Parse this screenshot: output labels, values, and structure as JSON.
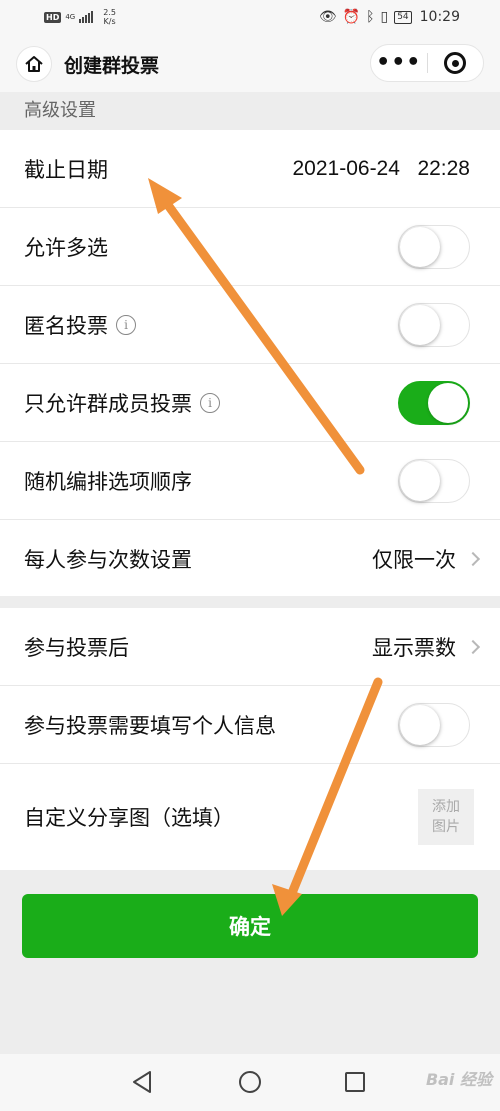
{
  "status_bar": {
    "hd": "HD",
    "network": "4G",
    "speed_value": "2.5",
    "speed_unit": "K/s",
    "battery": "54",
    "time": "10:29"
  },
  "navbar": {
    "title": "创建群投票",
    "more": "•••"
  },
  "section_title": "高级设置",
  "settings": {
    "deadline": {
      "label": "截止日期",
      "date": "2021-06-24",
      "time": "22:28"
    },
    "multi_select": {
      "label": "允许多选",
      "on": false
    },
    "anonymous": {
      "label": "匿名投票",
      "info": "i",
      "on": false
    },
    "members_only": {
      "label": "只允许群成员投票",
      "info": "i",
      "on": true
    },
    "random_order": {
      "label": "随机编排选项顺序",
      "on": false
    },
    "vote_count": {
      "label": "每人参与次数设置",
      "value": "仅限一次"
    }
  },
  "after_vote": {
    "label": "参与投票后",
    "value": "显示票数",
    "personal_info": {
      "label": "参与投票需要填写个人信息",
      "on": false
    },
    "share_image": {
      "label": "自定义分享图（选填）",
      "add_line1": "添加",
      "add_line2": "图片"
    }
  },
  "confirm_button": "确定",
  "watermark": "Bai 经验",
  "colors": {
    "accent": "#1aad19",
    "arrow": "#f0913a"
  }
}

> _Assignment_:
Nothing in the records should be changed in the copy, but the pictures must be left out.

> _Problem solution_:
Parse this screenshot: output labels, values, and structure as JSON.
{
  "status_bar": {
    "hd": "HD",
    "network": "4G",
    "speed_value": "2.5",
    "speed_unit": "K/s",
    "battery": "54",
    "time": "10:29"
  },
  "navbar": {
    "title": "创建群投票",
    "more": "•••"
  },
  "section_title": "高级设置",
  "settings": {
    "deadline": {
      "label": "截止日期",
      "date": "2021-06-24",
      "time": "22:28"
    },
    "multi_select": {
      "label": "允许多选",
      "on": false
    },
    "anonymous": {
      "label": "匿名投票",
      "info": "i",
      "on": false
    },
    "members_only": {
      "label": "只允许群成员投票",
      "info": "i",
      "on": true
    },
    "random_order": {
      "label": "随机编排选项顺序",
      "on": false
    },
    "vote_count": {
      "label": "每人参与次数设置",
      "value": "仅限一次"
    }
  },
  "after_vote": {
    "label": "参与投票后",
    "value": "显示票数",
    "personal_info": {
      "label": "参与投票需要填写个人信息",
      "on": false
    },
    "share_image": {
      "label": "自定义分享图（选填）",
      "add_line1": "添加",
      "add_line2": "图片"
    }
  },
  "confirm_button": "确定",
  "watermark": "Bai 经验",
  "colors": {
    "accent": "#1aad19",
    "arrow": "#f0913a"
  }
}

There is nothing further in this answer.